RECORDS FOR THE TASK START

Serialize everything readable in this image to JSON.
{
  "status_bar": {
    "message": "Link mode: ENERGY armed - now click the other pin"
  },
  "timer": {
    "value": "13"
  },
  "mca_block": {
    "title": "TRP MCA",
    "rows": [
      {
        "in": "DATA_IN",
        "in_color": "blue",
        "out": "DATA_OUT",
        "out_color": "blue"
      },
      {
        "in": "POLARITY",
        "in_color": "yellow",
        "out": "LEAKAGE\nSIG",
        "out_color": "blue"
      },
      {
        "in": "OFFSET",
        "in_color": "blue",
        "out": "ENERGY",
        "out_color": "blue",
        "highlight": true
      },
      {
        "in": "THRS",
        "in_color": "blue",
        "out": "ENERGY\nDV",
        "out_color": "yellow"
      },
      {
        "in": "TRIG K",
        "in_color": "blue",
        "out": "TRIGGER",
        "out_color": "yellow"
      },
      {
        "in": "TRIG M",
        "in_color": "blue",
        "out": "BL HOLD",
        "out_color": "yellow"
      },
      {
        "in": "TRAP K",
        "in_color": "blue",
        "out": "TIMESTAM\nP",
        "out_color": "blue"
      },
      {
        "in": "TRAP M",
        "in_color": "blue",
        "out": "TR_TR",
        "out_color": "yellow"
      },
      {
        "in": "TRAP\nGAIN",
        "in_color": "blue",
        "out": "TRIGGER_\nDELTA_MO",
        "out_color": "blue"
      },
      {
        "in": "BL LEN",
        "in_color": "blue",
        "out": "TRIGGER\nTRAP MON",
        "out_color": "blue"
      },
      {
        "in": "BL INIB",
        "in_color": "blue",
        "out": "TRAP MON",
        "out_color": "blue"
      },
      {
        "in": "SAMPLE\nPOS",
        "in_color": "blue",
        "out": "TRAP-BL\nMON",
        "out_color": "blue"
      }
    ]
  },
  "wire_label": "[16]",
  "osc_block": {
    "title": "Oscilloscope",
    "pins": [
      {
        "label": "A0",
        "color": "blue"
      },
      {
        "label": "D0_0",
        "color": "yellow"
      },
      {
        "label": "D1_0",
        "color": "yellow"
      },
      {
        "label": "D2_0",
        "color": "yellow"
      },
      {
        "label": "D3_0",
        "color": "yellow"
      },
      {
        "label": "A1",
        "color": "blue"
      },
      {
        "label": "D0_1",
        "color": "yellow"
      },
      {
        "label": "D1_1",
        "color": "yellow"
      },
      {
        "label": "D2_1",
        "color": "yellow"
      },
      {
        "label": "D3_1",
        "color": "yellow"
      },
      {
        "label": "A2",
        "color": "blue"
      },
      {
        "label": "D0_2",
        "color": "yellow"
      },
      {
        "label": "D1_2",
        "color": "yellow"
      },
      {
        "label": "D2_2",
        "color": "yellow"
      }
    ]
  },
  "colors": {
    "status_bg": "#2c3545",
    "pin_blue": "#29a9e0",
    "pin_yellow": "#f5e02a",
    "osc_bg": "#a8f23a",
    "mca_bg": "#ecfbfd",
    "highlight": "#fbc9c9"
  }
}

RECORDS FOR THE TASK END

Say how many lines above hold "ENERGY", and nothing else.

* TASK RESPONSE
3